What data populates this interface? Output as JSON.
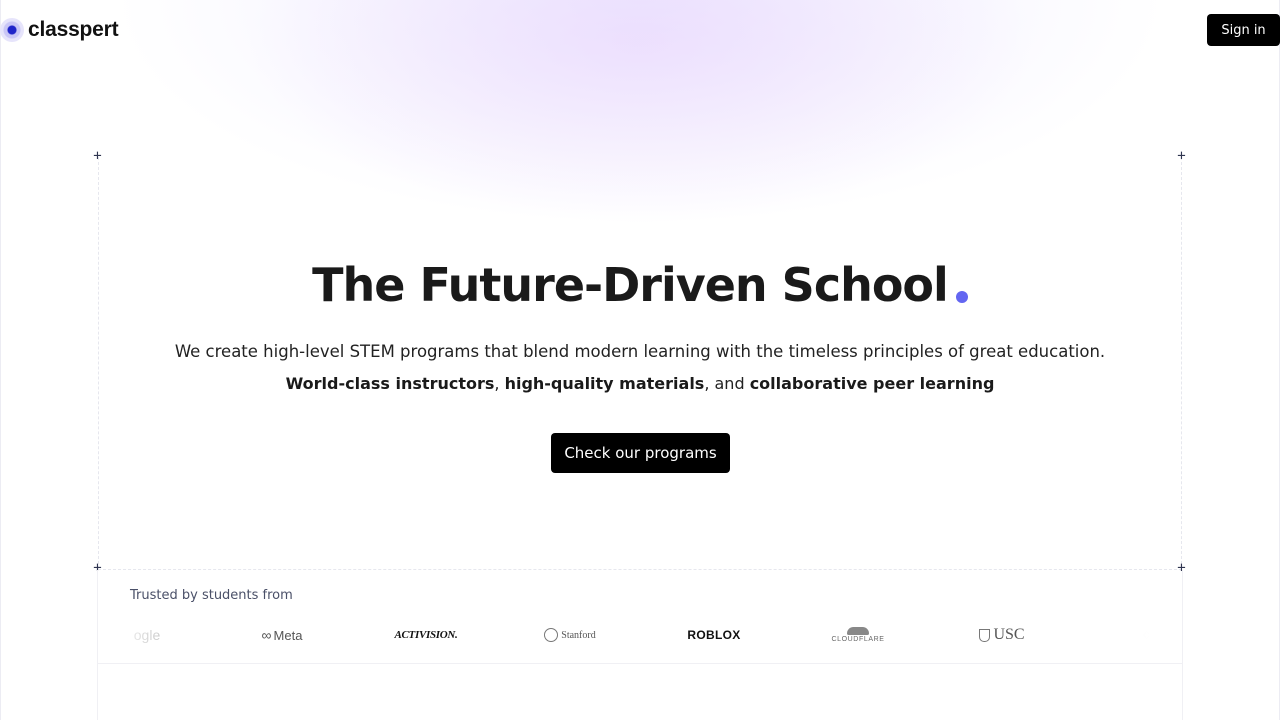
{
  "header": {
    "brand": "classpert",
    "signin_label": "Sign in"
  },
  "hero": {
    "title": "The Future-Driven School",
    "subtitle": "We create high-level STEM programs that blend modern learning with the timeless principles of great education.",
    "highlight_1": "World-class instructors",
    "sep_1": ", ",
    "highlight_2": "high-quality materials",
    "sep_2": ", and ",
    "highlight_3": "collaborative peer learning",
    "cta_label": "Check our programs"
  },
  "trusted": {
    "label": "Trusted by students from",
    "logos": [
      "ogle",
      "Meta",
      "ACTIVISION.",
      "Stanford",
      "ROBLOX",
      "CLOUDFLARE",
      "USC"
    ]
  },
  "colors": {
    "accent_dot": "#6366f1",
    "button_bg": "#000000",
    "logo_mark": "#1f24c9"
  },
  "icons": {
    "brand_mark": "concentric-circle-logo-icon",
    "corner_markers": "plus-icon"
  }
}
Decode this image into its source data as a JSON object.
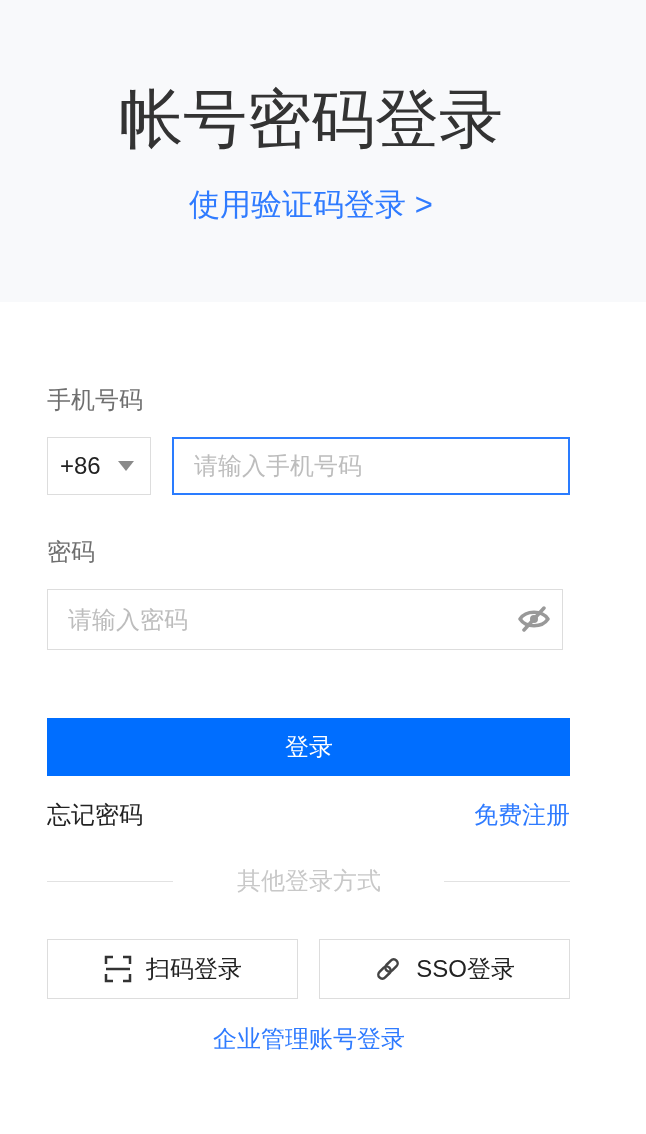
{
  "header": {
    "title": "帐号密码登录",
    "switch_link": "使用验证码登录 >"
  },
  "fields": [
    {
      "kind": "phone",
      "label": "手机号码",
      "country_code": "+86",
      "placeholder": "请输入手机号码",
      "focused": true
    },
    {
      "kind": "password",
      "label": "密码",
      "placeholder": "请输入密码",
      "focused": false,
      "password_visible": false
    }
  ],
  "login_button": "登录",
  "links": {
    "forgot": "忘记密码",
    "register": "免费注册"
  },
  "other_login": {
    "divider": "其他登录方式",
    "buttons": [
      {
        "kind": "scan",
        "label": "扫码登录"
      },
      {
        "kind": "sso",
        "label": "SSO登录"
      }
    ]
  },
  "enterprise_link": "企业管理账号登录"
}
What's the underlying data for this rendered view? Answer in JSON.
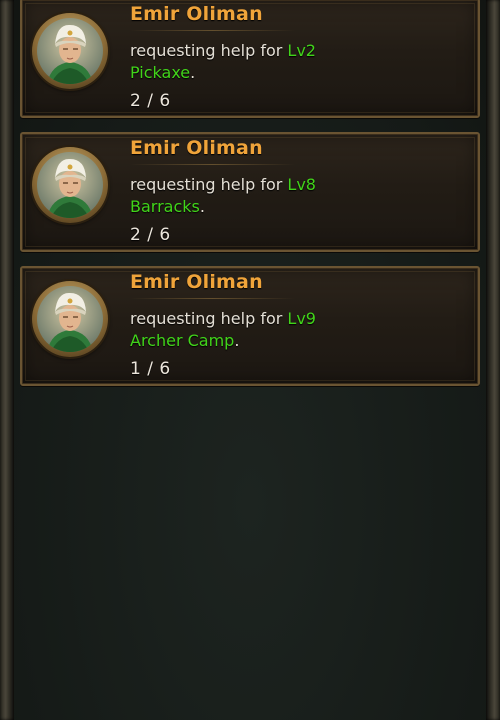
{
  "help_requests": [
    {
      "requester": "Emir Oliman",
      "prefix": "requesting help for",
      "level": "Lv2",
      "target": "Pickaxe",
      "suffix": ".",
      "progress": "2 / 6"
    },
    {
      "requester": "Emir Oliman",
      "prefix": "requesting help for",
      "level": "Lv8",
      "target": "Barracks",
      "suffix": ".",
      "progress": "2 / 6"
    },
    {
      "requester": "Emir Oliman",
      "prefix": "requesting help for",
      "level": "Lv9",
      "target": "Archer Camp",
      "suffix": ".",
      "progress": "1 / 6"
    }
  ],
  "colors": {
    "name": "#f0a43a",
    "highlight": "#41d41a",
    "text": "#e5e0d6",
    "card_border": "#6a5432"
  },
  "icons": {
    "avatar": "hero-portrait-icon"
  }
}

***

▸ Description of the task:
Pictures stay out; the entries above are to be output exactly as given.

▸ Exercise response:
What data populates this interface? Output as JSON.
{
  "header": {
    "brand": "classpert",
    "signin_label": "Sign in"
  },
  "hero": {
    "title": "The Future-Driven School",
    "subtitle": "We create high-level STEM programs that blend modern learning with the timeless principles of great education.",
    "highlight_1": "World-class instructors",
    "sep_1": ", ",
    "highlight_2": "high-quality materials",
    "sep_2": ", and ",
    "highlight_3": "collaborative peer learning",
    "cta_label": "Check our programs"
  },
  "trusted": {
    "label": "Trusted by students from",
    "logos": [
      "ogle",
      "Meta",
      "ACTIVISION.",
      "Stanford",
      "ROBLOX",
      "CLOUDFLARE",
      "USC"
    ]
  },
  "colors": {
    "accent_dot": "#6366f1",
    "button_bg": "#000000",
    "logo_mark": "#1f24c9"
  },
  "icons": {
    "brand_mark": "concentric-circle-logo-icon",
    "corner_markers": "plus-icon"
  }
}
Decode this image into its source data as a JSON object.
{
  "header": {
    "title": "帐号密码登录",
    "switch_link": "使用验证码登录 >"
  },
  "fields": [
    {
      "kind": "phone",
      "label": "手机号码",
      "country_code": "+86",
      "placeholder": "请输入手机号码",
      "focused": true
    },
    {
      "kind": "password",
      "label": "密码",
      "placeholder": "请输入密码",
      "focused": false,
      "password_visible": false
    }
  ],
  "login_button": "登录",
  "links": {
    "forgot": "忘记密码",
    "register": "免费注册"
  },
  "other_login": {
    "divider": "其他登录方式",
    "buttons": [
      {
        "kind": "scan",
        "label": "扫码登录"
      },
      {
        "kind": "sso",
        "label": "SSO登录"
      }
    ]
  },
  "enterprise_link": "企业管理账号登录"
}
What's the underlying data for this rendered view? Answer in JSON.
{
  "help_requests": [
    {
      "requester": "Emir Oliman",
      "prefix": "requesting help for",
      "level": "Lv2",
      "target": "Pickaxe",
      "suffix": ".",
      "progress": "2 / 6"
    },
    {
      "requester": "Emir Oliman",
      "prefix": "requesting help for",
      "level": "Lv8",
      "target": "Barracks",
      "suffix": ".",
      "progress": "2 / 6"
    },
    {
      "requester": "Emir Oliman",
      "prefix": "requesting help for",
      "level": "Lv9",
      "target": "Archer Camp",
      "suffix": ".",
      "progress": "1 / 6"
    }
  ],
  "colors": {
    "name": "#f0a43a",
    "highlight": "#41d41a",
    "text": "#e5e0d6",
    "card_border": "#6a5432"
  },
  "icons": {
    "avatar": "hero-portrait-icon"
  }
}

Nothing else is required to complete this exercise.